A Truth in Accounting survey has found that Illinois now ranks 49th in the country for its taxpayer burden.
The ranking comes after several years of single party control by the Illinois Democratic Party whose members have maintained majorities in both houses of the General Assembly since 2003 and held the governor's office from 2003 to 2014. Despite the election of Republican Gov. Bruce Rauner, who took office as the state's chief executive in 2015, the General Assembly this year rallied the two-thirds support needed to override a veto by Rauner to permanently increase the personal income tax by 32 percent.
Researchers from Truth in Accounting have now concluded that the average Illinois taxpayer owes $50,400, based on 2016 government financial records and the fact that the cash-strapped state, with just $25.5 billion in assets, has nowhere near the resources available to cover its total liabilities of $235.9 billion.
In slapping the state with an overall "F" grade, researchers also noted that nearly half of the state’s $210.4 billion in debt is owed to pension liabilities, which grew by more than $8 billion in 2016 to $116.8 billion.
“Perhaps the most meaningful first step would be acknowledging the depth of the problem and not necessarily just blaming the system for why we got here,” Bill Bergman, the group's director of research, told Prairie State Wire. “We all need to take a more active interest in our finances.”
Bergman also said the findings might suggest it's time for a change.
“In Illinois, blame can be assigned to Republicans as well as Democrats,” he said. “But as a general rule, looking across the 50 states, it is a fact that Republican-leaning states tend to be in better shape financially.”
As much of a strain as the debt is putting on citizens, Bergman said some of the biggest victims could prove to be those who have no idea what is happening.
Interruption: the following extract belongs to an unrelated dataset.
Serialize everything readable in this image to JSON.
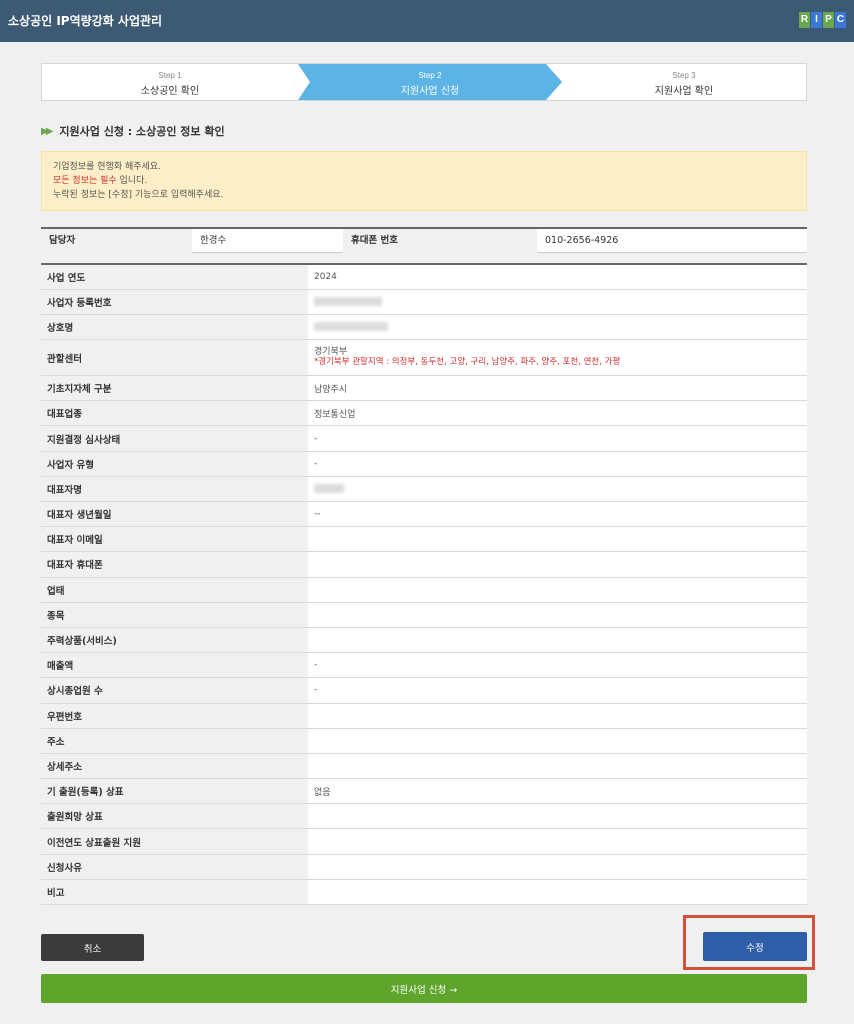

“Some of the least-well-organized citizens are the unborn, and we have saddled them with financial problems they weren’t responsible for,” he said. “Some states are more infected than others on this score, and Illinois has a particularly bad infection.”
Given that, Bergman said it’s no wonder many Illinoisan have come to see abandoning the state as their only way out.
“Illinois citizens are regularly told by politicians that their government(s), including Chicago as well as Illinois, abide by legal ‘balanced budget’ requirements,” he said. “But the accounting for those budgets fails to fully account for the cost of the government distributing unfunded retirement benefit promises to government employees. After decades of ‘balanced budgets,’ Chicago and Illinois have accumulated hundreds of billions of dollars of unfunded obligations and one of the worst financial positions among the 50 states.”